    1. That was probably also a major factor, yes. The Monster Manual illustrations which accompany all these descriptions are just black-and-white line drawings, whereas the AD&D 2nd edition Monster Manual was full-colour throughout.

  7. Yellow goblins and orange hobgoblins are still common enough in D&D art, I think. The blue-nosed orange hobgoblins showed up in color on the back of Keep on the Borderlands back in the day, though I don't think the nose thing has carried on since then.

  8. I asked this same question many years ago. My humanoids have always come in colors, because that's the way the 1e MM told me to paint them and because i like them that way.

  9. Minatures wargamers obsess about painting their figures "correctly" - there are extensive guides available to paint historical figures, and I'm sure the color guides listed in the MM are an extension of that. I'd guess fewer large battles with minis and pre-painted miniatures also have something to do with the loss of the color lists.

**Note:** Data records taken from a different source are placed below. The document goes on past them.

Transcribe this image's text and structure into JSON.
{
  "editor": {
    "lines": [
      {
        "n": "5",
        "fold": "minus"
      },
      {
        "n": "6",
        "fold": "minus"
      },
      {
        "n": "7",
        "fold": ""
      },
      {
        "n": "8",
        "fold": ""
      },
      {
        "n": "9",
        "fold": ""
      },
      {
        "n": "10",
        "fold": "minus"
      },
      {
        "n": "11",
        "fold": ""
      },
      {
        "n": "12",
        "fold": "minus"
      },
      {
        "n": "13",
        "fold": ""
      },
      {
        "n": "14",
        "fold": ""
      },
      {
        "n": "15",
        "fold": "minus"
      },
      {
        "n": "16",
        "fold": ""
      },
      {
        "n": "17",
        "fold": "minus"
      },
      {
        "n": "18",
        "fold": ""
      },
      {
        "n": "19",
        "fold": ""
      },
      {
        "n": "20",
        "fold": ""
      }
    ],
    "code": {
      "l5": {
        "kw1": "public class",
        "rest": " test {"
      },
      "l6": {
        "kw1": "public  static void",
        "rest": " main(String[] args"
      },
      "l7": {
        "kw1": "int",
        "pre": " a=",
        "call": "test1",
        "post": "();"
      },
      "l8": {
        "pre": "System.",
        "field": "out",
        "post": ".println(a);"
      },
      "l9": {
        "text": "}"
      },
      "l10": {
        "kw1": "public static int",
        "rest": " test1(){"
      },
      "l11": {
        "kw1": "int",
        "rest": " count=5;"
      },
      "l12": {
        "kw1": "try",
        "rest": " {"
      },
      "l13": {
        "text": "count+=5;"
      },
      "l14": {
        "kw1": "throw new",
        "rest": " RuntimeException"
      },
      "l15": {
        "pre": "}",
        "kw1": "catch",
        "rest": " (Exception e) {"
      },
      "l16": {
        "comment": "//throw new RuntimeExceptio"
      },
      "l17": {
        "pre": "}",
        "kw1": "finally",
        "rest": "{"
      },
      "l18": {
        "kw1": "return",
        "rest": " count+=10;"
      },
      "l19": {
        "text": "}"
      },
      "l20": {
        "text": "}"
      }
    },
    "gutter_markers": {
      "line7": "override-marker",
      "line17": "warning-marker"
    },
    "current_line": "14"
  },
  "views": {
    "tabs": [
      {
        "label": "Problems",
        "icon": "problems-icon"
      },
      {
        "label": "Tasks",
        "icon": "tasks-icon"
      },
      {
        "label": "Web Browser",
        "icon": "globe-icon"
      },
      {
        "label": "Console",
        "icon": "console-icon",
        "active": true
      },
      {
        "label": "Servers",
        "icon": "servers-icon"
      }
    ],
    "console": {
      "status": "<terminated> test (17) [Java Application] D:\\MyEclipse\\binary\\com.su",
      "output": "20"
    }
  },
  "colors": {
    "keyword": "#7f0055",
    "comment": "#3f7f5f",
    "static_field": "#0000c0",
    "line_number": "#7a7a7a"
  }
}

    I'm also sure there's plenty of hidden detail as far as colors and why they were chosen, apart from visibility; disgusting monsters have disgusting colors, colors of mud, vomit, rot and decay. Heroic figures have bright primary colors and shiny appealing metallics.

  10. Here is a "classic" orc by Jeff Dee from the back cover of Slave Pits of the Undecity:

  11. Replying to an old post because why not: One reason I suspect is 'naturalism', which is something which has crept quite a bit into D&D over the years and bled into fantasy all over. Creatures like orcs, goblins and trolls began more as demon or fey-like bogeymen, almost people but not...quite. They weren't meant to be individuals or 'races' with a culture and history and more like a man-shaped force of nature and aggression.

    However as these things became less monsters and just differently-shaped people they also gained a more naturalistic and scientific aspect which made them more like variations of humans or hominid like Neanderthal. In becoming people they generally tended toward more and more realistic appearance. Hence orcs moving from snout-faced ugly pigmen to bigger and more feral humans with tusks.

  12. I think that's true, and the shift towards everything being a player character race is a big part of it. They go from being embodiments of total Otherness to something closer to a collection of Star Trek forehead-aliens, basically the same as humans except taller, or shorter, or angrier, or whatever. That tendency was already there to some extent in D&D from the beginning, and even in Tolkien, whose elves and dwarves are much more human-like than those in a lot of his mythological sources. But I agree that it's only accelerated since then!